Osman A. Hameed, Hussam Mustafa, Abdul Fatah M. Ahmed, Mohamed Khidr Taha
Open Journal of Veterinary Medicine, Volume 9, pp 194-201; doi:10.4236/ojvm.2019.912017
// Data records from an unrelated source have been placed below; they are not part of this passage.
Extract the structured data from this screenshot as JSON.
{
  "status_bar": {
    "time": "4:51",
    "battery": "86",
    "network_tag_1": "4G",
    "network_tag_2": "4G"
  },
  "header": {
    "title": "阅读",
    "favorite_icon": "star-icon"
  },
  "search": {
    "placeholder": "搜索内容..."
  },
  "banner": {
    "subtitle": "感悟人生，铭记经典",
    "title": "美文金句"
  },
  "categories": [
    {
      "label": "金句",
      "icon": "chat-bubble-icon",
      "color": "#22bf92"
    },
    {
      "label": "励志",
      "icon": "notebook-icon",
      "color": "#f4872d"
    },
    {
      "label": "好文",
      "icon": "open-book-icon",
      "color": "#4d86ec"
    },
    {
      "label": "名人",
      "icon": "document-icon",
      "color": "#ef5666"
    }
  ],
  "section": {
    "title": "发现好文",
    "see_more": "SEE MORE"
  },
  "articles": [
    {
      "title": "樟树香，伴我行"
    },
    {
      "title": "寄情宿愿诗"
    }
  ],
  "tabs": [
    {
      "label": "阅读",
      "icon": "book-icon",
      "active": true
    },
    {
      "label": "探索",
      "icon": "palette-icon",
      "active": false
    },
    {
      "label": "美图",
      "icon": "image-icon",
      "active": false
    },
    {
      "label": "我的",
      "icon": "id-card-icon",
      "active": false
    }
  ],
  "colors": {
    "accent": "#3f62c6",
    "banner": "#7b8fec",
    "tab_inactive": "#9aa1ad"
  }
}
Abstract:IgG Check calf test has been used in this study to identify if a failure of passive transfer occurs in neonatal calves by measuring the level of IgG in blood. An adequate level of IgG measured in all calves at 48 hours, 7 days and 14 days after birth showed level of IgG 1000 mg/dl. This level indicated that they have good passive transfer of immunity. Also, in this study colostrum quality fed to calves was detected using Brix Refractometer. The colostrum is of high quality as it contains 50 mg/ml of IgG. This Brix refractometer can be used on the farm level to estimate colostrum IgG content and monitoring colostrum feeding practices. Colostrum with high quality IgG could provide calves with enough IgG to attain successful passive transfer of immunity. Brix and Obione refractometers provide simple, rapid method for estimating IgG concentration on calf serum, thus considered to be the most common method for determining passive transfer failure.
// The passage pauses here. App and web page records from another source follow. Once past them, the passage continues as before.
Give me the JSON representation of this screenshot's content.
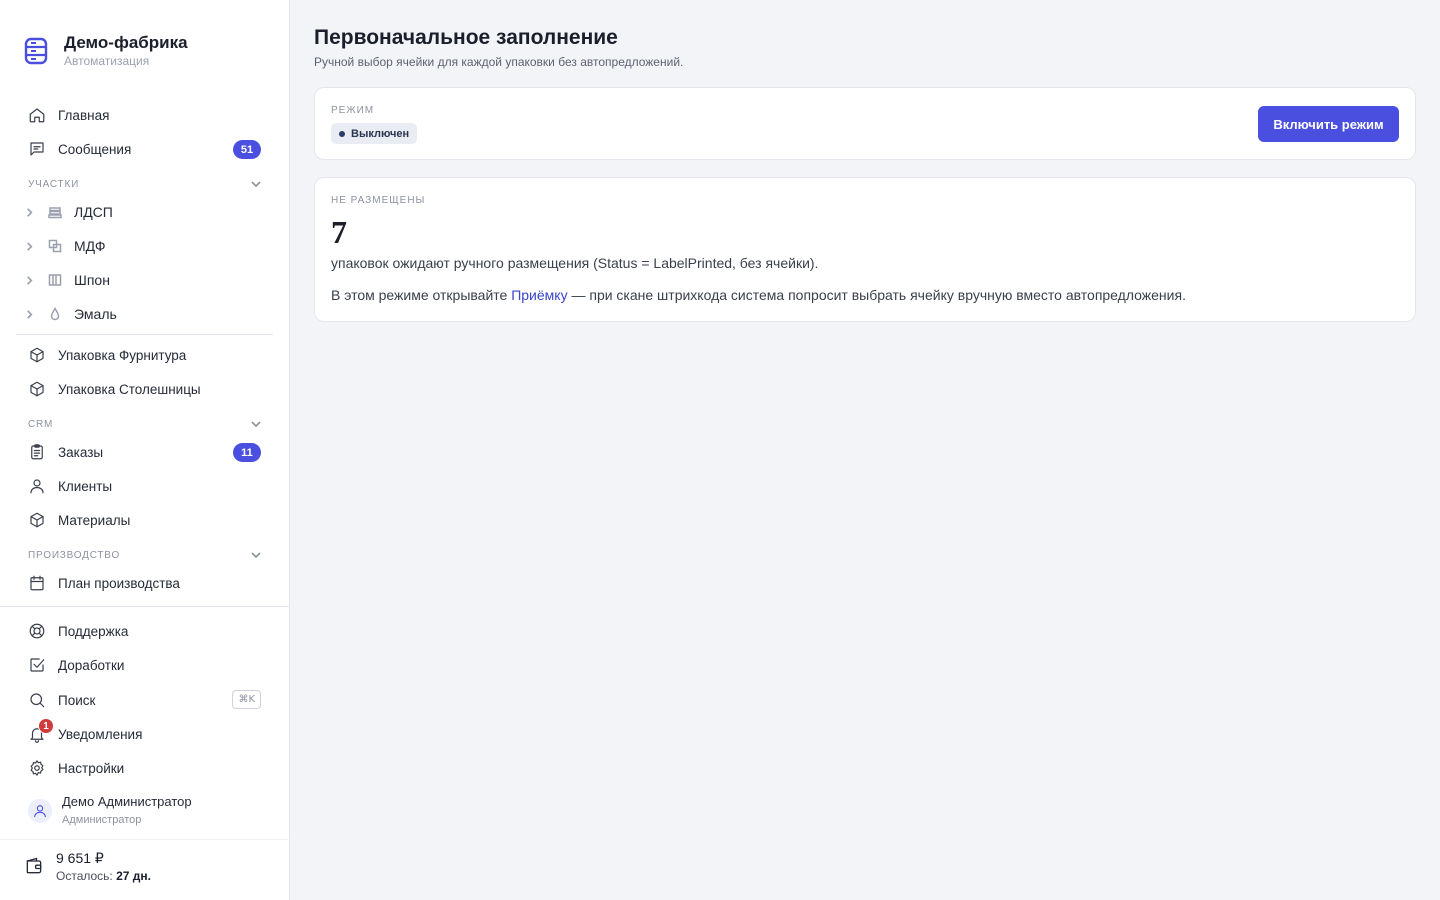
{
  "brand": {
    "name": "Демо-фабрика",
    "subtitle": "Автоматизация"
  },
  "nav": {
    "home": "Главная",
    "messages": {
      "label": "Сообщения",
      "badge": "51"
    }
  },
  "sections": {
    "areas": "Участки",
    "crm": "CRM",
    "production": "Производство"
  },
  "areas": [
    {
      "label": "ЛДСП",
      "icon": "layers-icon"
    },
    {
      "label": "МДФ",
      "icon": "copy-icon"
    },
    {
      "label": "Шпон",
      "icon": "columns-icon"
    },
    {
      "label": "Эмаль",
      "icon": "droplet-icon"
    }
  ],
  "packaging": {
    "hardware": "Упаковка Фурнитура",
    "countertops": "Упаковка Столешницы"
  },
  "crm": {
    "orders": {
      "label": "Заказы",
      "badge": "11"
    },
    "clients": "Клиенты",
    "materials": "Материалы"
  },
  "production": {
    "plan": "План производства"
  },
  "bottom": {
    "support": "Поддержка",
    "improvements": "Доработки",
    "search": {
      "label": "Поиск",
      "shortcut": "⌘K"
    },
    "notifications": {
      "label": "Уведомления",
      "count": "1"
    },
    "settings": "Настройки"
  },
  "user": {
    "name": "Демо Администратор",
    "role": "Администратор"
  },
  "wallet": {
    "amount": "9 651 ₽",
    "left_label": "Осталось:",
    "left_value": "27 дн."
  },
  "page": {
    "title": "Первоначальное заполнение",
    "subtitle": "Ручной выбор ячейки для каждой упаковки без автопредложений."
  },
  "mode_card": {
    "label": "Режим",
    "status": "Выключен",
    "button": "Включить режим"
  },
  "stats_card": {
    "label": "Не размещены",
    "count": "7",
    "description": "упаковок ожидают ручного размещения (Status = LabelPrinted, без ячейки).",
    "hint_before": "В этом режиме открывайте ",
    "hint_link": "Приёмку",
    "hint_after": " — при скане штрихкода система попросит выбрать ячейку вручную вместо автопредложения."
  },
  "colors": {
    "accent": "#4b4fe0",
    "danger": "#cf3a3a",
    "background": "#f3f4f8"
  }
}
Esther Albarrán-Rodríguez, Paloma Del Rosario Del Real Quezada, Manuel Rosales Cortés, Guillermo Nolasco Rodríguez, Lucia García Delgado, Guillermo Ruíz Cano, Héctor Marcelo Cruz Alba
Open Journal of Veterinary Medicine, Volume 9, pp 185-193; doi:10.4236/ojvm.2019.912016

Abstract:The objective of this work was to evaluate the effect of a 5% neem extract on the presence of ticks. Forty creole cattle were used, divided into four groups: 2 experimental and 2 controls, in the towns of Cocula and El Chante, Jalisco. The tick count was by direct palpation, and with an acarometer (25 cm2). Eight body regions were evaluated: neck, thorax, flank and thigh, left and right. At zero time, after the initial tick count, it was applied by spraying and once, the 5% neem extract, at a dose of 10 ml/L. Ticks were quantified at 7, 14, 21, 28, 35 and 42 days post-treatment. The data were subjected to descriptive statistical analysis and Sum of Kruskal-Wallis Ranges (α = 0.05) (SigmaStat 3.1). In Cocula, at zero time, the average of ticks was in neck 32, in thorax 64, in flanks 96 and in thighs 129 (average per animal 323 ticks). In subsequent sampling, the average decreased in the experimental group to 1 or 4 parasites. In “El Chante”, an average of 60 ticks was found at the time of the neck, in the thorax 121, in flanks 181 and in thighs 242 (average per animal 600 ticks). In subsequent sampling, the average decreased in the experimental group, with averages of 1 to 4. Statistical differences (p ≤ 0.001) were found between the groups. It can be concluded that 5% neem extract has a repellent and tick effect in cattle for at least 42 days.